– July 2017
As we lumber along in life, sometimes we encounter opportunities to reflect upon what motivates us. There can be many types/layers of motivation and taking inventory of them can be useful in becoming more focused upon what comes naturally to us: Because, it is easier to do what comes naturally. Right?

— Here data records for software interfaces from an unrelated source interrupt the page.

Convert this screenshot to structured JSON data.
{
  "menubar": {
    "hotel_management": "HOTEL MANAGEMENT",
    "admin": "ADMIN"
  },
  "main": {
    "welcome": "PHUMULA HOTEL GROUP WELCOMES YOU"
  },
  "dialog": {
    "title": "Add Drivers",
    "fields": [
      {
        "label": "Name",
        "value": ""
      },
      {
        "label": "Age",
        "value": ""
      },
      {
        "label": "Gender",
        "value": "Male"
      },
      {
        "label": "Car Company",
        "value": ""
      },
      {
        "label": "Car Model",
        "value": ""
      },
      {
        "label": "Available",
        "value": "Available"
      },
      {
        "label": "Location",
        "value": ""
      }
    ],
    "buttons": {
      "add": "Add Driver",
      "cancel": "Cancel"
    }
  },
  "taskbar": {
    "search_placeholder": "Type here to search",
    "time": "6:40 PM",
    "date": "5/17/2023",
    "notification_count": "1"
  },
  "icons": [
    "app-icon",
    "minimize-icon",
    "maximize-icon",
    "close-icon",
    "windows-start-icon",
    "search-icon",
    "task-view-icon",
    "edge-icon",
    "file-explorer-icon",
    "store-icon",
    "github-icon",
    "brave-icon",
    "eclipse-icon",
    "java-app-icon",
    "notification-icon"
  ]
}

Myself, I like puzzles. Spatial puzzles are the easiest. Rubik’s cube, I didn’t dig so much after staying up most of a night thinking I was so close to solving it (I wasn’t). Some puzzles are easily solved and others are long-term projects that require years to see the consequences of choices made. This is why winemaking suits my personality: I like some things to move slowly so I can ponder them. By contrast, I do some other things to satisfy needs for the immediate and on-the-fly creative moment. Live music and jamming is a perfect example of that. An inappropriate note once in a while is a fleeting thing that has little consequence in either the larger scheme or the momentum of being in that moment. However, winemaking has lasting, long-term consequences to inappropriate notes – you just can’t have them. They stay with the wine for its duration like typographical errors in a musical score that would eternally mar every symphony performance. Winemaking is a puzzle to solve over a long period of time.

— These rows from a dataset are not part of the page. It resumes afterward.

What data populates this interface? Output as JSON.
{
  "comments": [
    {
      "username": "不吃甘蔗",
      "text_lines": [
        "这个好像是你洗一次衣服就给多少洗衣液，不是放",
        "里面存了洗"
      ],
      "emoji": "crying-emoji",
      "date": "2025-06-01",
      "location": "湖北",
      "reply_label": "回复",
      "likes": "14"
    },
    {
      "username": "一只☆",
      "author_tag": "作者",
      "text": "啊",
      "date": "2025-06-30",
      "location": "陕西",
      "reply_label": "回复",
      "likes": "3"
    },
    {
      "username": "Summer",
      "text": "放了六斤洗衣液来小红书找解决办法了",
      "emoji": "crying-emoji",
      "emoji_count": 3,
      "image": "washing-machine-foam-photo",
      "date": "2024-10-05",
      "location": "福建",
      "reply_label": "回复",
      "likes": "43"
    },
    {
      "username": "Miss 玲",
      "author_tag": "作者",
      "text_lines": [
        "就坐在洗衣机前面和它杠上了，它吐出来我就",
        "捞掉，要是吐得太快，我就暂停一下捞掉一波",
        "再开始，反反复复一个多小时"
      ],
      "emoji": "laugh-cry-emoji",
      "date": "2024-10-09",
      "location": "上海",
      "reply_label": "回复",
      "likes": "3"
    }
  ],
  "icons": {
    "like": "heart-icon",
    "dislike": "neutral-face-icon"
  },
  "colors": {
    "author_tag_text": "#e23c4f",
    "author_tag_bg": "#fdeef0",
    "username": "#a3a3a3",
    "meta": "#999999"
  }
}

Recently, Nature has given us a few interesting twists that have tested certain theories I have developed over some decades of observation of cause and effect. It is quite satisfying to see the choices at harvest: on-the-fly jamming vs. long-term cogitation (the rest of the year) attitude come to very positive outcomes. The 2015 and 2016 Zinfandel futures are the first and prime examples of this. We are now just bottling 2015 Pinot Noirs and my excitement is hard to contain, in all honesty.